Heart of the Country Show & Sale

Phyllis Koessler

Working in clay is like playing in the dirt, a childhood love I have carried forward with me all my life. When I first saw a movie in 6th grade about someone transforming a lump of clay into a pot on a potter’s wheel, I was enchanted. I snitched some classroom clay, went home, put aluminum foil on my record player, and attempted to recreate that miracle of creativity. Erratic and episodic as my life in clay has been since the 6th grade, my awe for the act of creativity has stayed constant.

My work is basic, practical and functional, as am I. It is primarily about form and color, less frequently about surface decoration, certainly not about making “dustcatchers” as my mother called them. I like to take an ordinary object and turn it into something extraordinary, fun and useful. Vases and pitchers lend themselves to this drive, so they are an inherent part of my work.
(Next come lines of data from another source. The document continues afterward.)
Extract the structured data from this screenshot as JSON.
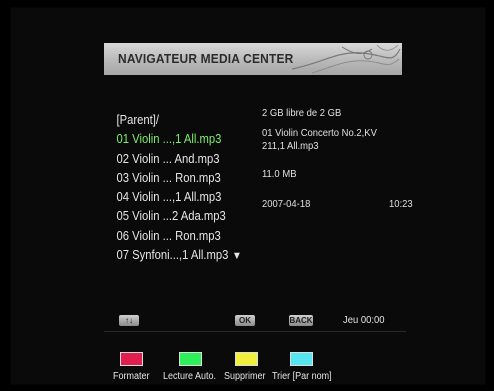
{
  "header": {
    "title": "NAVIGATEUR MEDIA CENTER"
  },
  "files": [
    {
      "label": "[Parent]/"
    },
    {
      "label": "01 Violin ...,1 All.mp3"
    },
    {
      "label": "02 Violin ... And.mp3"
    },
    {
      "label": "03 Violin ... Ron.mp3"
    },
    {
      "label": "04 Violin ...,1 All.mp3"
    },
    {
      "label": "05 Violin ...2 Ada.mp3"
    },
    {
      "label": "06 Violin ... Ron.mp3"
    },
    {
      "label": "07 Synfoni...,1 All.mp3"
    }
  ],
  "info": {
    "free_space": "2 GB libre de 2 GB",
    "name_line1": "01 Violin Concerto No.2,KV",
    "name_line2": "211,1 All.mp3",
    "size": "11.0 MB",
    "date": "2007-04-18",
    "time": "10:23"
  },
  "navbar": {
    "updown_label": "↑↓",
    "ok_label": "OK",
    "back_label": "BACK",
    "clock": "Jeu 00:00"
  },
  "colors": {
    "red": "#e01f4f",
    "green": "#2ef05a",
    "yellow": "#f2ef3a",
    "cyan": "#55e6f2",
    "selected_text": "#7cf06a"
  },
  "color_keys": {
    "red_label": "Formater",
    "green_label": "Lecture Auto.",
    "yellow_label": "Supprimer",
    "cyan_label": "Trier [Par nom]"
  }
}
Working in a series allows me to explore an idea or a process. So while some of my pieces are part of a “line,” I much prefer to work until an inner voice says DONE, get on to the next idea! Just as I would not want my children or friends to be too similar, I do not want that for my work. The question, “Did you make all these things?” used to offend me. Now I realize it epitomizes my need for evolution rather than stagnation, exploration rather than repetition, and differences rather than similarities.